Sir Jonathan Sacks stands down this August after more than 20 years in a job that some people have described as tougher than the Archbishop of Canterbury's - but with better jokes.
The office of the Chief Rabbi of the United Hebrew Congregation of the United kingdom and the Commonwealth - to give it its full title - has always had close links to the political establishment.
First Edward V11 and now David Cameron have spoken of "My Chief Rabbi." A seat in the House of Lords seems to go with the territory these days. In September, Ephraim Mirvis will become the next Chief Rabbi, with ready access to the stars of the Cabinet and the Media. So what does the Chief Rabbi do? How much does it cost to run his office?
The full title is important.
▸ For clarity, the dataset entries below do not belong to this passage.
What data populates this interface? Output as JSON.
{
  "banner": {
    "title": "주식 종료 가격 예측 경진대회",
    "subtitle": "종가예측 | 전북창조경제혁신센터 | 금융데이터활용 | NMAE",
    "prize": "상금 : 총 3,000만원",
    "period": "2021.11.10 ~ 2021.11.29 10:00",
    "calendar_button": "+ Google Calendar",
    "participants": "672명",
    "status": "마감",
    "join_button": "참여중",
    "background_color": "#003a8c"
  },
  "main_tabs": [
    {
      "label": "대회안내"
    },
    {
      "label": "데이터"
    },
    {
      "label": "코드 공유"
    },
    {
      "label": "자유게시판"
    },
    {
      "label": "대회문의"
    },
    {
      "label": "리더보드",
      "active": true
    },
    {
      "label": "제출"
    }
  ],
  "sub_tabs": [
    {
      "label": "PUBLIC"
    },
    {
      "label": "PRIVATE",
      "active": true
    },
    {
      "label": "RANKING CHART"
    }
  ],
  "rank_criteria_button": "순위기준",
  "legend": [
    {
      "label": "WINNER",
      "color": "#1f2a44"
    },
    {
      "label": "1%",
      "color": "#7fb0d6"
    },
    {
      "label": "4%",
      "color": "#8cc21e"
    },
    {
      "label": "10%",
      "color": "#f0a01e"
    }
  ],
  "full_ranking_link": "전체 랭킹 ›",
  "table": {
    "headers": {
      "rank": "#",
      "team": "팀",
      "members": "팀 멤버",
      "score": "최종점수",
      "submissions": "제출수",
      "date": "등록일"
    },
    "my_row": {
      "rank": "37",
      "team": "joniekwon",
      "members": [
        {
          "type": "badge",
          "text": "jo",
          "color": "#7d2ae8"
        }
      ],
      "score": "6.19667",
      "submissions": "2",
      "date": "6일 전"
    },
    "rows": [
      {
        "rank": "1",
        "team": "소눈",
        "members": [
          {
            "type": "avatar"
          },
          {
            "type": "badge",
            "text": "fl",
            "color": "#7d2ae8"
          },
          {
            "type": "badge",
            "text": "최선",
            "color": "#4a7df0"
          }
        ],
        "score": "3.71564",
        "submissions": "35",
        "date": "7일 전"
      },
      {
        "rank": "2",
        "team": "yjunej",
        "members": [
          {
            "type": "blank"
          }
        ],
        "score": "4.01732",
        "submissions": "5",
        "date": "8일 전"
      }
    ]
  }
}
It's especially important to Reform and Liberal Jews who point out that the Chief Rabbi (of the United Hebrew Congregation of the United kingdom and the Commonwealth) doesn't represent them. In fact, he represents only about half of Jews affiliated to a synagogue. The fastest growing Jewish denomination is the ultra Orthodox - and he doesn't officially lead them either.
So what's the point of the Chief Rabbi? Historian Geoffrey Alderman thinks that, if there used to be a point to the office, there is no longer; Michael Howard thinks the point of the Chief Rabbi is to present a moderate religious voice in a world of growing religious extremism, and Vanessa Feltz thinks it's so that she has someone - other than herself - to argue with.
Producer: Rosie Dawson.